# [INPUT DATA]
____

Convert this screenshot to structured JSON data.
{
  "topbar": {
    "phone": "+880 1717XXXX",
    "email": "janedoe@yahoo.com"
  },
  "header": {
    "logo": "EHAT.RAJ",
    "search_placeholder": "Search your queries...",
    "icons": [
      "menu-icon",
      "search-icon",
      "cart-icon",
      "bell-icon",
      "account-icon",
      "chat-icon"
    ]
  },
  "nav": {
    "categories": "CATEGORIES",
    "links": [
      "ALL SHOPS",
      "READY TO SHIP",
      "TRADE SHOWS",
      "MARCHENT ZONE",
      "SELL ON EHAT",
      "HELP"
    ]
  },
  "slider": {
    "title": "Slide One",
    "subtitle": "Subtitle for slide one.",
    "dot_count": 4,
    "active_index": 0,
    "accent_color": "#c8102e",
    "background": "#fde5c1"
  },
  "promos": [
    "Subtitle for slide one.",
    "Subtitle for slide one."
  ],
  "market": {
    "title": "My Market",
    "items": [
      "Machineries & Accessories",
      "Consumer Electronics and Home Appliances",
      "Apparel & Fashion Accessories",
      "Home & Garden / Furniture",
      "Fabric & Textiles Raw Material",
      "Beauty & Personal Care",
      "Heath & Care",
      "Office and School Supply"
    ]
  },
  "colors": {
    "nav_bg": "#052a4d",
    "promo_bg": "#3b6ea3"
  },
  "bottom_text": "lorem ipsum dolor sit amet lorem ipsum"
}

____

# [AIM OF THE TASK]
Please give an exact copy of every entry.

# [EXERCISE OUTPUT]
Convert this screenshot to structured JSON data.
{
  "topbar": {
    "phone": "+880 1717XXXX",
    "email": "janedoe@yahoo.com"
  },
  "header": {
    "logo": "EHAT.RAJ",
    "search_placeholder": "Search your queries...",
    "icons": [
      "menu-icon",
      "search-icon",
      "cart-icon",
      "bell-icon",
      "account-icon",
      "chat-icon"
    ]
  },
  "nav": {
    "categories": "CATEGORIES",
    "links": [
      "ALL SHOPS",
      "READY TO SHIP",
      "TRADE SHOWS",
      "MARCHENT ZONE",
      "SELL ON EHAT",
      "HELP"
    ]
  },
  "slider": {
    "title": "Slide One",
    "subtitle": "Subtitle for slide one.",
    "dot_count": 4,
    "active_index": 0,
    "accent_color": "#c8102e",
    "background": "#fde5c1"
  },
  "promos": [
    "Subtitle for slide one.",
    "Subtitle for slide one."
  ],
  "market": {
    "title": "My Market",
    "items": [
      "Machineries & Accessories",
      "Consumer Electronics and Home Appliances",
      "Apparel & Fashion Accessories",
      "Home & Garden / Furniture",
      "Fabric & Textiles Raw Material",
      "Beauty & Personal Care",
      "Heath & Care",
      "Office and School Supply"
    ]
  },
  "colors": {
    "nav_bg": "#052a4d",
    "promo_bg": "#3b6ea3"
  },
  "bottom_text": "lorem ipsum dolor sit amet lorem ipsum"
}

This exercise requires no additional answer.